In one of the most celebrated law review articles of all time, Karl Llewellyn argued that the traditional canons of statutory construction are not reliable guides to predicting judicial interpretations, because for every canon supporting one interpretation there is a counter-canon cutting against that interpretation. He accomplished his tour de force in large part by focusing upon the "referential" canons-rules referring the Court to an outside or preexisting source to determine statutory meaning'-and upon the "linguistic" canons-general conventions of language, grammar, and syntax. Llewellyn did not explore in any detail the "substantive" canons, the clear statement rules or presumptions of …


The Presumption Of Reviewability: A Study In Canonical Construction And Its Consequences, Daniel B. Rodriguez Apr 1992

The Presumption Of Reviewability: A Study In Canonical Construction And Its Consequences, Daniel B. Rodriguez

Vanderbilt Law Review
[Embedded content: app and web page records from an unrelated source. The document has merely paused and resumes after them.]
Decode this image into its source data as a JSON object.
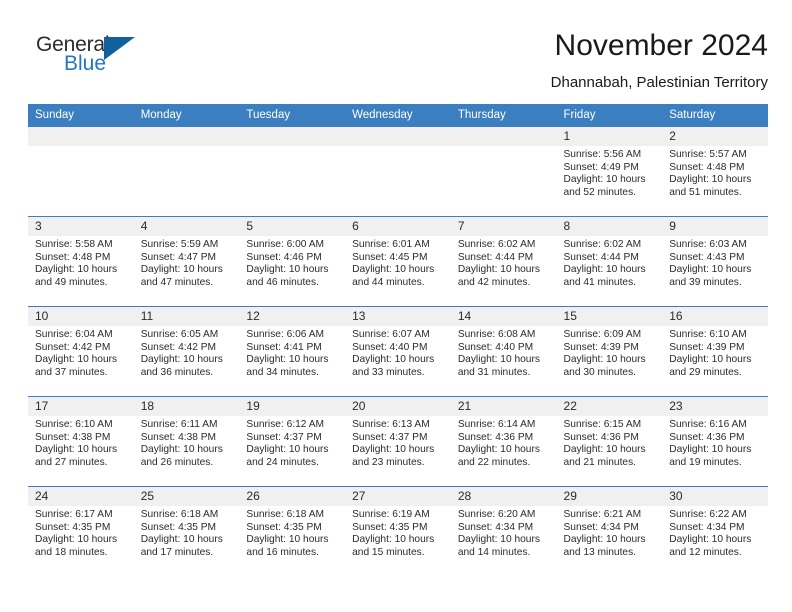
{
  "logo": {
    "word_one": "General",
    "word_two": "Blue",
    "icon": "triangle-logo-mark"
  },
  "header": {
    "month_title": "November 2024",
    "location": "Dhannabah, Palestinian Territory"
  },
  "calendar": {
    "weekday_headers": [
      "Sunday",
      "Monday",
      "Tuesday",
      "Wednesday",
      "Thursday",
      "Friday",
      "Saturday"
    ],
    "accent_color": "#3c7fc1",
    "daynum_band_color": "#f0f0f0",
    "weeks": [
      [
        {
          "day": "",
          "empty": true
        },
        {
          "day": "",
          "empty": true
        },
        {
          "day": "",
          "empty": true
        },
        {
          "day": "",
          "empty": true
        },
        {
          "day": "",
          "empty": true
        },
        {
          "day": "1",
          "sunrise": "Sunrise: 5:56 AM",
          "sunset": "Sunset: 4:49 PM",
          "daylight_line1": "Daylight: 10 hours",
          "daylight_line2": "and 52 minutes."
        },
        {
          "day": "2",
          "sunrise": "Sunrise: 5:57 AM",
          "sunset": "Sunset: 4:48 PM",
          "daylight_line1": "Daylight: 10 hours",
          "daylight_line2": "and 51 minutes."
        }
      ],
      [
        {
          "day": "3",
          "sunrise": "Sunrise: 5:58 AM",
          "sunset": "Sunset: 4:48 PM",
          "daylight_line1": "Daylight: 10 hours",
          "daylight_line2": "and 49 minutes."
        },
        {
          "day": "4",
          "sunrise": "Sunrise: 5:59 AM",
          "sunset": "Sunset: 4:47 PM",
          "daylight_line1": "Daylight: 10 hours",
          "daylight_line2": "and 47 minutes."
        },
        {
          "day": "5",
          "sunrise": "Sunrise: 6:00 AM",
          "sunset": "Sunset: 4:46 PM",
          "daylight_line1": "Daylight: 10 hours",
          "daylight_line2": "and 46 minutes."
        },
        {
          "day": "6",
          "sunrise": "Sunrise: 6:01 AM",
          "sunset": "Sunset: 4:45 PM",
          "daylight_line1": "Daylight: 10 hours",
          "daylight_line2": "and 44 minutes."
        },
        {
          "day": "7",
          "sunrise": "Sunrise: 6:02 AM",
          "sunset": "Sunset: 4:44 PM",
          "daylight_line1": "Daylight: 10 hours",
          "daylight_line2": "and 42 minutes."
        },
        {
          "day": "8",
          "sunrise": "Sunrise: 6:02 AM",
          "sunset": "Sunset: 4:44 PM",
          "daylight_line1": "Daylight: 10 hours",
          "daylight_line2": "and 41 minutes."
        },
        {
          "day": "9",
          "sunrise": "Sunrise: 6:03 AM",
          "sunset": "Sunset: 4:43 PM",
          "daylight_line1": "Daylight: 10 hours",
          "daylight_line2": "and 39 minutes."
        }
      ],
      [
        {
          "day": "10",
          "sunrise": "Sunrise: 6:04 AM",
          "sunset": "Sunset: 4:42 PM",
          "daylight_line1": "Daylight: 10 hours",
          "daylight_line2": "and 37 minutes."
        },
        {
          "day": "11",
          "sunrise": "Sunrise: 6:05 AM",
          "sunset": "Sunset: 4:42 PM",
          "daylight_line1": "Daylight: 10 hours",
          "daylight_line2": "and 36 minutes."
        },
        {
          "day": "12",
          "sunrise": "Sunrise: 6:06 AM",
          "sunset": "Sunset: 4:41 PM",
          "daylight_line1": "Daylight: 10 hours",
          "daylight_line2": "and 34 minutes."
        },
        {
          "day": "13",
          "sunrise": "Sunrise: 6:07 AM",
          "sunset": "Sunset: 4:40 PM",
          "daylight_line1": "Daylight: 10 hours",
          "daylight_line2": "and 33 minutes."
        },
        {
          "day": "14",
          "sunrise": "Sunrise: 6:08 AM",
          "sunset": "Sunset: 4:40 PM",
          "daylight_line1": "Daylight: 10 hours",
          "daylight_line2": "and 31 minutes."
        },
        {
          "day": "15",
          "sunrise": "Sunrise: 6:09 AM",
          "sunset": "Sunset: 4:39 PM",
          "daylight_line1": "Daylight: 10 hours",
          "daylight_line2": "and 30 minutes."
        },
        {
          "day": "16",
          "sunrise": "Sunrise: 6:10 AM",
          "sunset": "Sunset: 4:39 PM",
          "daylight_line1": "Daylight: 10 hours",
          "daylight_line2": "and 29 minutes."
        }
      ],
      [
        {
          "day": "17",
          "sunrise": "Sunrise: 6:10 AM",
          "sunset": "Sunset: 4:38 PM",
          "daylight_line1": "Daylight: 10 hours",
          "daylight_line2": "and 27 minutes."
        },
        {
          "day": "18",
          "sunrise": "Sunrise: 6:11 AM",
          "sunset": "Sunset: 4:38 PM",
          "daylight_line1": "Daylight: 10 hours",
          "daylight_line2": "and 26 minutes."
        },
        {
          "day": "19",
          "sunrise": "Sunrise: 6:12 AM",
          "sunset": "Sunset: 4:37 PM",
          "daylight_line1": "Daylight: 10 hours",
          "daylight_line2": "and 24 minutes."
        },
        {
          "day": "20",
          "sunrise": "Sunrise: 6:13 AM",
          "sunset": "Sunset: 4:37 PM",
          "daylight_line1": "Daylight: 10 hours",
          "daylight_line2": "and 23 minutes."
        },
        {
          "day": "21",
          "sunrise": "Sunrise: 6:14 AM",
          "sunset": "Sunset: 4:36 PM",
          "daylight_line1": "Daylight: 10 hours",
          "daylight_line2": "and 22 minutes."
        },
        {
          "day": "22",
          "sunrise": "Sunrise: 6:15 AM",
          "sunset": "Sunset: 4:36 PM",
          "daylight_line1": "Daylight: 10 hours",
          "daylight_line2": "and 21 minutes."
        },
        {
          "day": "23",
          "sunrise": "Sunrise: 6:16 AM",
          "sunset": "Sunset: 4:36 PM",
          "daylight_line1": "Daylight: 10 hours",
          "daylight_line2": "and 19 minutes."
        }
      ],
      [
        {
          "day": "24",
          "sunrise": "Sunrise: 6:17 AM",
          "sunset": "Sunset: 4:35 PM",
          "daylight_line1": "Daylight: 10 hours",
          "daylight_line2": "and 18 minutes."
        },
        {
          "day": "25",
          "sunrise": "Sunrise: 6:18 AM",
          "sunset": "Sunset: 4:35 PM",
          "daylight_line1": "Daylight: 10 hours",
          "daylight_line2": "and 17 minutes."
        },
        {
          "day": "26",
          "sunrise": "Sunrise: 6:18 AM",
          "sunset": "Sunset: 4:35 PM",
          "daylight_line1": "Daylight: 10 hours",
          "daylight_line2": "and 16 minutes."
        },
        {
          "day": "27",
          "sunrise": "Sunrise: 6:19 AM",
          "sunset": "Sunset: 4:35 PM",
          "daylight_line1": "Daylight: 10 hours",
          "daylight_line2": "and 15 minutes."
        },
        {
          "day": "28",
          "sunrise": "Sunrise: 6:20 AM",
          "sunset": "Sunset: 4:34 PM",
          "daylight_line1": "Daylight: 10 hours",
          "daylight_line2": "and 14 minutes."
        },
        {
          "day": "29",
          "sunrise": "Sunrise: 6:21 AM",
          "sunset": "Sunset: 4:34 PM",
          "daylight_line1": "Daylight: 10 hours",
          "daylight_line2": "and 13 minutes."
        },
        {
          "day": "30",
          "sunrise": "Sunrise: 6:22 AM",
          "sunset": "Sunset: 4:34 PM",
          "daylight_line1": "Daylight: 10 hours",
          "daylight_line2": "and 12 minutes."
        }
      ]
    ]
  }
}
The much-maligned canons of statutory construction stubbornly have survived, largely on the strength of the assertion that whatever the aim of the statute's interpretation, an interpretive canon will improve the chances that the statute's aim will be realized. Canonical construction serves two different functions. Some of the canons ostensibly are designed as short-cuts to the discovery of the legislature's "true" intent. Professor Geoffrey Miller has explained how the canons may reflect the judicial articulations of conversational conventions that help courts understand otherwise vexing statutory language.' Canons may also serve as surrogates for other, better evidence of legislators' intent. In this …